  6. If it were mine I would spend the time and money (?) to restore this interesting sword. Another possibility might be that this was ordered "shorter" to be used as a levy or "walking out sword". Levies were official events such as balls and Royal functions. A walking out sword would be a sword use worn when not of duty and yet still in uniform and out in public. Either way I would certainly restore this sword. Just be sure not to use a steel wire wheel. better left "under-cleaned" than ruin it by removing more metal or leaving scratches in the surface. On the topic of Sergeant's swords, th
  7. I doubt this as, taking some measurement from my examples, if this had been ground down the distance from the fuller to the tip would be about 2 inches. The example shown here has a proportionate distance from the end of the fuller to the tip which would indicate that the blade is as manufactured. IMHO, of course. Regards Brian
  8. It is not a sergeant's sword as they were without engraving on the blade what-so-ever. There is a possibility for the short length and that is in the practice of rank purchase during this time period.
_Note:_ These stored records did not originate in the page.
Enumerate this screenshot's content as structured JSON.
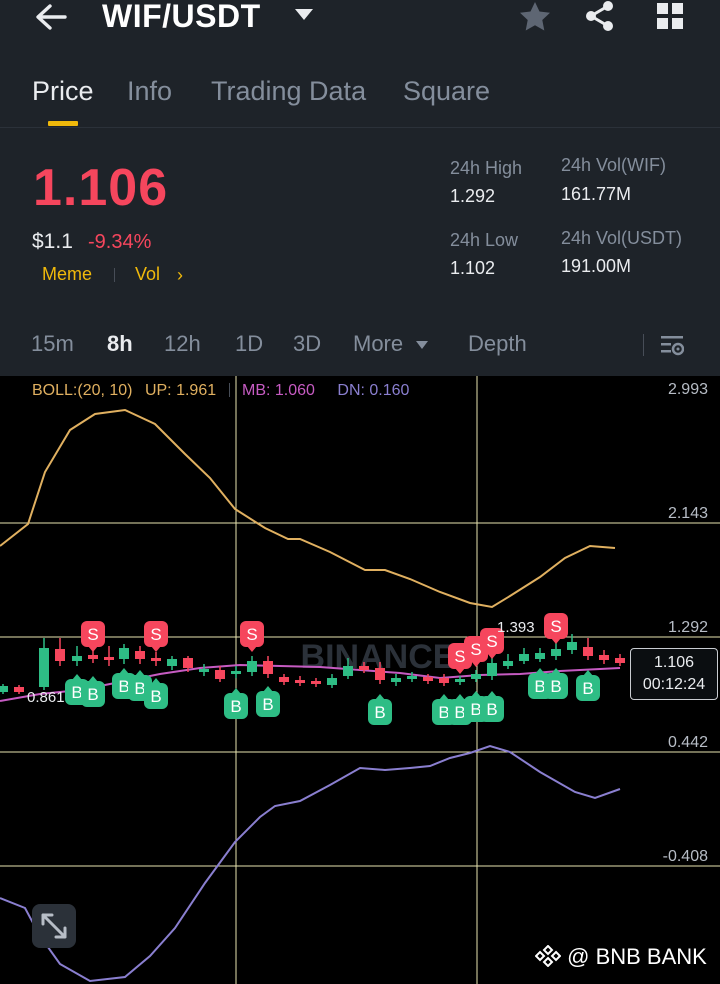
{
  "header": {
    "pair": "WIF/USDT",
    "tabs": [
      {
        "label": "Price",
        "active": true
      },
      {
        "label": "Info",
        "active": false
      },
      {
        "label": "Trading Data",
        "active": false
      },
      {
        "label": "Square",
        "active": false
      }
    ],
    "icons": [
      "back-arrow-icon",
      "caret-down-icon",
      "star-icon",
      "share-icon",
      "grid-icon"
    ]
  },
  "ticker": {
    "last_price": "1.106",
    "fiat_price": "$1.1",
    "change_pct": "-9.34%",
    "tags": [
      "Meme",
      "Vol"
    ],
    "tag_chevron": "›",
    "high_label": "24h High",
    "high_value": "1.292",
    "low_label": "24h Low",
    "low_value": "1.102",
    "vol_base_label": "24h Vol(WIF)",
    "vol_base_value": "161.77M",
    "vol_quote_label": "24h Vol(USDT)",
    "vol_quote_value": "191.00M"
  },
  "timeframes": {
    "items": [
      "15m",
      "8h",
      "12h",
      "1D",
      "3D",
      "More"
    ],
    "active": "8h",
    "depth_label": "Depth"
  },
  "chart": {
    "boll_label": "BOLL:(20, 10)",
    "up_label": "UP: 1.961",
    "mb_label": "MB: 1.060",
    "dn_label": "DN: 0.160",
    "price_axis": [
      "2.993",
      "2.143",
      "1.292",
      "0.442",
      "-0.408"
    ],
    "high_marker": "1.393",
    "low_marker": "0.861",
    "current_price": "1.106",
    "countdown": "00:12:24",
    "watermark_text": "BINANCE",
    "sell_marker": "S",
    "buy_marker": "B"
  },
  "colors": {
    "up": "#2ebd85",
    "down": "#f6465d",
    "accent": "#f0b90b",
    "boll_up": "#e0b060",
    "boll_mb": "#c65bc2",
    "boll_dn": "#8a7fd0"
  },
  "footer": {
    "credit": "@ BNB BANK"
  }
}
A young man with "means" could purchase a entry level officer's rank and at times this could well result in the fine young officer and gentleman being of a shorter than average height compared with other officers. While it would appear that "regulations" were hard and fast rules when you read Robson and other experts work they are giving the reader what the regulations said but not necessarily wh
  9. Well from what I've seen being gay and happily married (same sex) is about as difficult as being straight and happily married. So, either way, good luck with whatever your choice. Regards Brian
  10. Peter, your opinion is worth at least a gold tuppence; right on target. This is a fantasy term created by not only dealers but family members of the soldier well after he, or she, had gone to Valhalla. It's right up there with Ninja swords and unicorn horns. Of course that discounts that the original owner simply had a hate on for everyone regardless of national affiliation. They are interesting in that it shows what one soldier thought important and relevant and took the time to collect them. Ah, collectors "Bless 'em all, the long the short and the tall". Regards Brian
  11. Hi ccj, Thanks for your comments. Funny how, for me at least, coffee has become a habit more than a conscience choice. It's the old, "Well if you having one (coffee) pour me as well". When I get together with my son-in-law, a former Brit, it's tea all the way. Thanks again. Regards Brian
  12. Since I posted this I have made some changes that works better for me. The original stands hold the sword and scabbard vertically and it was difficult to photograph. I made new stands that hold both the swords and scabbards at an angle to make taking the photos a lot easier. I used wooden blocks to hold the supports as once cropped they didn't show anyway so even though I like the first ones as being all Plexiglas these new ones work so much better. The photos show the stands, the stands with the sword and scabbard ready to photograph and the sword and scabbard once they have been croppe
  13. Thanks for your reply Patrick, just in case some might not know what the Belgian WW1 Medal you were referencing looks like I have included one here. I understand that the small crown on the ribbon denoted the recipient was a volunteer.
  14. Many thanks JustinG, I have modified these a bit since this post and should add those pictures. Regards Brian
  15. Thank you for sharing your story, it was most interesting and greatly appreciated, it makes this blog well worth the time to post. Regards Brian
×
×
  • Create New...